Bad Breath

Bad breath is breath that has an unpleasant odor, otherwise known as halitosis. This odor can occur from time to time, or it can be long lasting, depending on the cause.

Millions of bacteria live in the mouth, particularly on the back of the tongue.

In many people, the primary causes of bad breath is the bacteria leaving in the mouth, particularly below the tongue, necessitated by the mouth's warm, moist conditions favoring growth of these bacteria. Most bad breath is caused by something in the mouth.

Some types of bad breath are considered to be fairly normal. They usually are not health concerns. One example is "morning mouth." This occurs because of changes in your mouth while you sleep. During the day, saliva washes away decaying food and odors. The body makes less saliva at night. Your mouth becomes dry, and dead cells stick to your tongue and to the inside of your cheeks. When bacteria use these cells for food, they produce a foul odor.

Other causes of bad breath:

Poor dental hygiene - Infrequent or improper brushing and flossing, allows bits of food that are stuck between the teeth to decay inside the mouth. Poor oral hygiene eventually will lead to periodontal (gum) disease, which also can cause bad breath.

Infections in the mouth- These can be caused by either a cavity in a tooth or by periodontal (gum) disease.

Respiratory tract infections - Throat, sinus or lung infections

External source- Garlic, onions, coffee, cigarette smoking, chewing tobacco. Smoking and drinking coffee, tea and/or red wine will contribute to your teeth becoming discolored.

Dry mouth (xerostomia)- This can be caused by salivary gland problems, medicines or "mouth breathing." A large number of prescriptions and over the counter medicines cause dry mouth.

Illnesses- Diabetes, liver disease, kidney disease, lung disease, sinus disease, reflux disease and others

Psychiatric illness- Some people may believe they have bad breath, but others do not notice it. This is referred to as "pseudohalitosis."


You may not always know that you have bad breath. That's because odor-detecting cells in the nose eventually get used to the smell. Other people may notice and react by stepping away from you as you speak, or making a face.

Other symptoms depend on the underlying cause of bad breath:

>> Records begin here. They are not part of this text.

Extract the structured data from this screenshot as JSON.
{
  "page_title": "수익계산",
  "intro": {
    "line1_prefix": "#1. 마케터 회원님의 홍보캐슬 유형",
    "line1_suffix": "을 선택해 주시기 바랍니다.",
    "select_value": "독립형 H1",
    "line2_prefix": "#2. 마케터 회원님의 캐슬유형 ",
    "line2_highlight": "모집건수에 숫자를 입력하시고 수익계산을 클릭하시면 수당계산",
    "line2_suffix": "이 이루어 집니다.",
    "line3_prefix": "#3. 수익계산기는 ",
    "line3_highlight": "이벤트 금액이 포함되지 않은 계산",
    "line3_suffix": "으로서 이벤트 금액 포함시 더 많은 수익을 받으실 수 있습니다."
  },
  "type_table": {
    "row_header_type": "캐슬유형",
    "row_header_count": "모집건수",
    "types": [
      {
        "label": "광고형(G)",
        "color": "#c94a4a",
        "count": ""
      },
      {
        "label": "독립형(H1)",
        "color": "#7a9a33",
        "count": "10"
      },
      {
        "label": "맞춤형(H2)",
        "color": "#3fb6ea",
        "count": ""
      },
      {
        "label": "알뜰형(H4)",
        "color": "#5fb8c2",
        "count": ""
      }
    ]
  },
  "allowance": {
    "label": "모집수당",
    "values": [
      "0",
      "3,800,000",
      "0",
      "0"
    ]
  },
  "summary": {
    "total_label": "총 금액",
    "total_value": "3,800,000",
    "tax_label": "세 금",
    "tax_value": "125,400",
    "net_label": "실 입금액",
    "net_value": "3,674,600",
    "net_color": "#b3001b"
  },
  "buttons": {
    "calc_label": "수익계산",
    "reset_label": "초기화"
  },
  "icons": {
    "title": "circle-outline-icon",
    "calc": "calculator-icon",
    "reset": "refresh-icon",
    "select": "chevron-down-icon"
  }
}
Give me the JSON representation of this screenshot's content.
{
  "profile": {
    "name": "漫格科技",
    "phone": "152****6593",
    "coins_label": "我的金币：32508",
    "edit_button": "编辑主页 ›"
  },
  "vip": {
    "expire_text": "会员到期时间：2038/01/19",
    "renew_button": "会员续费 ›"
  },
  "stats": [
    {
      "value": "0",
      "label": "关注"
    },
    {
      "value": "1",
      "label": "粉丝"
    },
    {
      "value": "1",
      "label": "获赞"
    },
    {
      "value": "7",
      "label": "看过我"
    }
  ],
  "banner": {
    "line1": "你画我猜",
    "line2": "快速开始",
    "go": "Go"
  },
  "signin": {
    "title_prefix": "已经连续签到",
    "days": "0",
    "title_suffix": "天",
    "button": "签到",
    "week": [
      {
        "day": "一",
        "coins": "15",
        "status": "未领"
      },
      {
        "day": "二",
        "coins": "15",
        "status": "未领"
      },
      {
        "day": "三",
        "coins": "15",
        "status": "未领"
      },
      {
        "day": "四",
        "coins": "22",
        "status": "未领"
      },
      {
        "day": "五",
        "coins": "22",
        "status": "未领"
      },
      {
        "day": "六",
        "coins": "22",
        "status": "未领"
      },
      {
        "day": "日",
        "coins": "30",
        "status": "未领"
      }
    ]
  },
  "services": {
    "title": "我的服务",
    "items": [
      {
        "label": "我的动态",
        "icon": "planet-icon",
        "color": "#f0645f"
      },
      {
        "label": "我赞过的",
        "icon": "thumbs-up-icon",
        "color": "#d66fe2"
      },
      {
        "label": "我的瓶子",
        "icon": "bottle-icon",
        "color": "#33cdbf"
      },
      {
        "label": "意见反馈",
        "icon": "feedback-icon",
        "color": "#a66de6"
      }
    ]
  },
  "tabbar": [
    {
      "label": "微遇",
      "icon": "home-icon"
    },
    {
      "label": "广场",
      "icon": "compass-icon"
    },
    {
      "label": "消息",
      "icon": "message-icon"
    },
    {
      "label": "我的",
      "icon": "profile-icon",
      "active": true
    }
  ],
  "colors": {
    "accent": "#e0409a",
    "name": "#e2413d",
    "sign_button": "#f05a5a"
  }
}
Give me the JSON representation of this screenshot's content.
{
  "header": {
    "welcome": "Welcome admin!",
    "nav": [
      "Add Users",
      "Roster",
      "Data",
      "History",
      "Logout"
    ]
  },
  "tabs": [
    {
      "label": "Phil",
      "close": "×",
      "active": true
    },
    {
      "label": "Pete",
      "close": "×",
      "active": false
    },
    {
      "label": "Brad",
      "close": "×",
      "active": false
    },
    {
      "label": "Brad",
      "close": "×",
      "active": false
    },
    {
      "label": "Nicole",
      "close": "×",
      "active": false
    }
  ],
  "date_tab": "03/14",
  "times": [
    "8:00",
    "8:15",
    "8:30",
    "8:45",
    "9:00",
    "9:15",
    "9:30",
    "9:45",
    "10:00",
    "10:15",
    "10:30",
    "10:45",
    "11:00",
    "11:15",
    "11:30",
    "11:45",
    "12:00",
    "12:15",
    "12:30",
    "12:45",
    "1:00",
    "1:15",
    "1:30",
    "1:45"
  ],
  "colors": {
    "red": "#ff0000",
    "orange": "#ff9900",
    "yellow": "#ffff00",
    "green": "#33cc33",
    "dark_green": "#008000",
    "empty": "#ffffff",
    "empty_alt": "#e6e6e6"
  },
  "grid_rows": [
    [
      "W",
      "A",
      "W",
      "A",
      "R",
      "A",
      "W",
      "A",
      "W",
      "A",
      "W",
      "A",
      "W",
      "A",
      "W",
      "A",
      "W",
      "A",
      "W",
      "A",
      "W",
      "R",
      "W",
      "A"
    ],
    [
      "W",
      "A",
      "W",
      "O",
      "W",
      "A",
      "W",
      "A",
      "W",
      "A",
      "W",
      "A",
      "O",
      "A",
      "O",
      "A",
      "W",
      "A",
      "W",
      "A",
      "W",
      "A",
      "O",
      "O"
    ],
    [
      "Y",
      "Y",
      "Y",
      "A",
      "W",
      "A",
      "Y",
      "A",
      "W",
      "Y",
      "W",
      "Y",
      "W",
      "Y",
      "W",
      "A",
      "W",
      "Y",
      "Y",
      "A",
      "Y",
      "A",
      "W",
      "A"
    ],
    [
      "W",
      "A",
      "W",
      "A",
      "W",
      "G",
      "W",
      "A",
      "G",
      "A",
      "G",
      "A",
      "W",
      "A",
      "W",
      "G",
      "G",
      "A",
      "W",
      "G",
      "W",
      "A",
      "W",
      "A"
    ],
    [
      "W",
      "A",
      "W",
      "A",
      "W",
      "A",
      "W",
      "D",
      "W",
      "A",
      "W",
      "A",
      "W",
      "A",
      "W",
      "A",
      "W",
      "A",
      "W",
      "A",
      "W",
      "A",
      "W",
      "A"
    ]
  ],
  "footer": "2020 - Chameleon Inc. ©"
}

Infections in the mouth- Symptoms depend on the type of infection. They can include:

*Red or swollen gums that may bleed easily, especially after brushing or flossing

*Pus between teeth or a pocket of pus (abscess) at the base of a tooth

*Loose teeth or a change in how a denture fits

*Painful, open sores on the tongue or gums

Respiratory tract infections- Symptoms may include:

*Sore throat

*Swollen lymph nodes ("swollen glands") in the neck


*Stuffy nose

*A greenish or yellowish discharge from the nose

*A cough that produces mucus

Dry mouth- Symptoms may include:

Difficulty swallowing dry foods

Difficulty speaking for a long time because of mouth dryness

Burning in the mouth

An unusually high number of cavities

Dry eyes (in Sjogren's syndrome)

Illnesses- Symptoms of diabetes, lung disease, kidney failure or liver disease


*A dentist or physician may notice bad breath during an office visit. Sometimes, the smell of the patient's breath may suggest a likely cause for the problem. For example, "fruity" breath may be a sign of uncontrolled diabetes. A urine-like smell, especially in a person who is at high risk of kidney disease, can sometimes indicate kidney failure.

*Your dentist will review your medical history for conditions that can cause bad breath and for medicines that can cause dry mouth. Your dentist also will ask you about your diet, personal habits (smoking, chewing tobacco) and any symptoms. He or she also will ask who noticed the bad breath and when.

*Your dentist will examine your teeth, gums, mouth and salivary glands. He or she also will feel your head and neck and will evaluate your breath when you exhale from your nose and from your mouth.

*Your dentist may refer you to your family physician if an illness is the most likely cause. In severe cases of gum disease, your dentist may suggest that you see a periodontist (dentist who specializes in gum problems).

*You will need diagnostic tests if the doctor suspects a lung infection, diabetes, kidney disease, liver disease or Sjogren's syndrome. The type of tests you get depends on the suspected illness. You may get blood tests, urine tests, X-rays of the chest or sinuses, or other tests.

When Do I call a professional?

Call your dentist promptly if you have bad breath with loose teeth or painful, swollen gums that bleed easily. Also, call your doctor if you have bad breath along with any of the following symptoms:


*Sore throat

*Postnasal drip

*Discolored nasal discharge

*Cough that produces mucus

Even if you have none of these symptoms, call your dentist or physician if your bad breath continues despite a good diet and proper dental hygiene.

Sometimes bad breath can be a sign that a medical condition needs attention right away. If you have diabetes, gastroesophageal reflux disease (GERD) or chronic liver or kidney disease, ask your doctor what bad breath may mean for your condition.